The problem: Filter the data for lines with the word "diagram" and copy those lines.

----- Recorded information

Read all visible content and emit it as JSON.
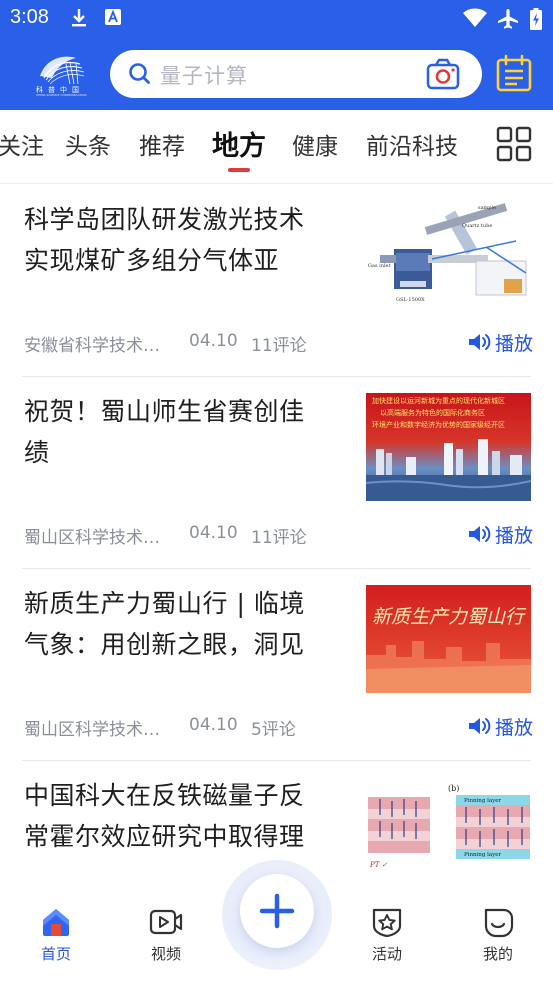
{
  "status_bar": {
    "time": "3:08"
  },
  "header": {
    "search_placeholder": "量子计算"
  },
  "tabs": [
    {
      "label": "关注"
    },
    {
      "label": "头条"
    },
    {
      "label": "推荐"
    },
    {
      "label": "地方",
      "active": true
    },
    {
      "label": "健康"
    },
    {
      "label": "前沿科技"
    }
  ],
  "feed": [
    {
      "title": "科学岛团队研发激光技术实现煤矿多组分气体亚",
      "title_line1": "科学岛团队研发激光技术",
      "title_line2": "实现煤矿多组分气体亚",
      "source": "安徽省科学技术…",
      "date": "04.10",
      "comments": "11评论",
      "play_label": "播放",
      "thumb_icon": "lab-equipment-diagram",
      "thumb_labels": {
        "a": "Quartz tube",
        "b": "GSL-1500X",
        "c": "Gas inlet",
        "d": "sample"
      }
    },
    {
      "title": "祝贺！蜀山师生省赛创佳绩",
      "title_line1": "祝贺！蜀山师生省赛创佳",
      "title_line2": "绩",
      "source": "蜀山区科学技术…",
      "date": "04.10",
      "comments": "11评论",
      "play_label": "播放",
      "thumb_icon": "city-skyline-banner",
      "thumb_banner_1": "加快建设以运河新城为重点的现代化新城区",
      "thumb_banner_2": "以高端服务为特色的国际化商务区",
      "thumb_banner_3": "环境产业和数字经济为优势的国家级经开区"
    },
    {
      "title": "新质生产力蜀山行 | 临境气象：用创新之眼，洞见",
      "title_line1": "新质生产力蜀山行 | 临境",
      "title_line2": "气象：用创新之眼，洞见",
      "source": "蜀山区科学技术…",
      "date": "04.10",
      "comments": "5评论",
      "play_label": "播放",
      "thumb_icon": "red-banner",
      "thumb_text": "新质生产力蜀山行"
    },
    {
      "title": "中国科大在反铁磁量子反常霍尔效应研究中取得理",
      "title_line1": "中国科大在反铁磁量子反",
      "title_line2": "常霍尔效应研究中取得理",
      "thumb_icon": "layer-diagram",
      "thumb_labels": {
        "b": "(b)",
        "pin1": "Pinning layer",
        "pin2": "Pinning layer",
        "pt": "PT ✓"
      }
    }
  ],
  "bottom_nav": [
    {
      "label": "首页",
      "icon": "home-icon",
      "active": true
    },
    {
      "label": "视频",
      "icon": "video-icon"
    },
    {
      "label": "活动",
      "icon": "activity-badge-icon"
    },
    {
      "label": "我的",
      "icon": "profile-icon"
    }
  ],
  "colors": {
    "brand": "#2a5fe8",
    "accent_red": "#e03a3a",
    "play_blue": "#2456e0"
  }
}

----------

Solution for this problem:
      "thumb_icon": "lab-equipment-diagram",
      "thumb_icon": "layer-diagram",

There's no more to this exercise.